*Made in the USA or Mexico and shipped from the USA
*82% polyester, 18% spandex

Sizing
Please refer to the sizing chart above in the photo display section for more information.


*Please note that contact with rough surfaces and velcro fasteners should be avoided since they can pull out the white fibers in the fabric, damaging the leggings’ appearance.


Reviews

"Soft. As. Butter." "Wonderful material." "Miracle leggings." "These are the only leggings I can wear on my sensitive skin." Our custom designed polyester/spandex leggings are made of a comfortable microfiber yarn, and they'll never lose their stretch. Suitable for casual or upscale settings, in the studio, or on the trail.



About 57 Peaks
57 Peaks is a family-owned business based in Sitka, Alaska, featuring custom-designed, premium fit athleisure wear for everyone! The images showcased on our leggings are based on real photography of Alaska and its beauty. We’ve done our best to capture the essence of what it means to be Alaskan and what it means to experience Alaska. Our designs and our products celebrate the spirit of Alaska, Alaskans, and the good things we share with humanity and nature around the world.

When you shop at 57 Peaks, we hope you feel like you’re in Alaska, because in a way you are!

Don’t like your leggings? Wrong size? Want a different size? Send it back (you pay to ship) and we’ll help you replace them with your favorite design or size! No risk! No problem! Guaranteed!






About The Iditarod Trail Sled Dog Race
The Iditarod Trail Sled Dog Race started in 1973, is an annual 1,049-mile sled dog race run in early March from Anchorage to Nome, Alaska. Mushers and a team of dogs cover the distance in 8–15 days or more, sometimes through blizzards, white-outs, and sub-zero temperatures that can reach -100 Fahrenheit.

The race's namesake is the Iditarod Trail, which was designated as one of the first four US National Historic Trails in 1978. The trail, in turn, is named for the town of Iditarod, which is a historic Athabaskan village and a check-point for the race.

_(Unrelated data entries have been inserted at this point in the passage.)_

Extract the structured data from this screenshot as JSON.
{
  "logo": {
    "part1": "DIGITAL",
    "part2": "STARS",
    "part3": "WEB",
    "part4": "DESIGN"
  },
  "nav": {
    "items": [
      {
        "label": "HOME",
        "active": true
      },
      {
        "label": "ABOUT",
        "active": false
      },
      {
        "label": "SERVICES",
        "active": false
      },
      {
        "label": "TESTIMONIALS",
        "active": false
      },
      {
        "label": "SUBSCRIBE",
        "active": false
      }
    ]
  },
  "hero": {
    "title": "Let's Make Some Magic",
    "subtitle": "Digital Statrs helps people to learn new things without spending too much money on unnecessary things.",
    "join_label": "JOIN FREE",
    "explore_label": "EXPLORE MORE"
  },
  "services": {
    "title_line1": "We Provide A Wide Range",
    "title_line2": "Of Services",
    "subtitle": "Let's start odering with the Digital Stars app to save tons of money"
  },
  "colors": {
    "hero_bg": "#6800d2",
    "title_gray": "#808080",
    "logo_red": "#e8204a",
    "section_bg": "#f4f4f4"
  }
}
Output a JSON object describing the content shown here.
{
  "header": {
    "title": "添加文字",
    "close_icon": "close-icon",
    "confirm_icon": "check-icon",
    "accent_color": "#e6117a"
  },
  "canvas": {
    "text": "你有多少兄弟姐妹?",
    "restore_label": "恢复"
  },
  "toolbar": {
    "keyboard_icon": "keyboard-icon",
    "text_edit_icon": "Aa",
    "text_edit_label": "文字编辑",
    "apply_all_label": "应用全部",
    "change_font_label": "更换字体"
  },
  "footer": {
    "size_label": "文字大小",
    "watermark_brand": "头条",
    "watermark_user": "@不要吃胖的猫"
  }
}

Portions of the Iditarod Trail were used by Alaska Native peoples for hundreds of years and the trail was also used by Russian fur traders in the 1800s and coal and gold miners during the Nome Gold Rush of 1898.

The most famous event in the history of Alaskan mushing is the 1925 serum run to Nome, also known as the "Great Race of Mercy." It occurred when a large diphtheria epidemic threatened Nome and dog teams were commissioned by the Governor to deliver the antidote via dog sled.

The trail is composed of two routes: a northern route, which is run on even-numbered years, and a southern route, which is run on odd-numbered years.

The official finish line is the burled arch in Nome, Alaska. The tradition is that a Widow's Lamp is lit, a tradition that started based on the kerosene lamp lit and hung outside a roadhouse when a musher carrying goods or mail was en route. The last musher to complete the Iditarod is referred to as the "Red Lantern".

The Iditarod Trail Committee honors the legacy of the Alaskan sled dog and the ingenuity of the Alaska Native people who have used dog sled transportation for millennia.

The race challenges man and dog against Mother Nature's rugged wilderness and is a testament to the bond between musher and our greatest friend and athlete: the sled dog.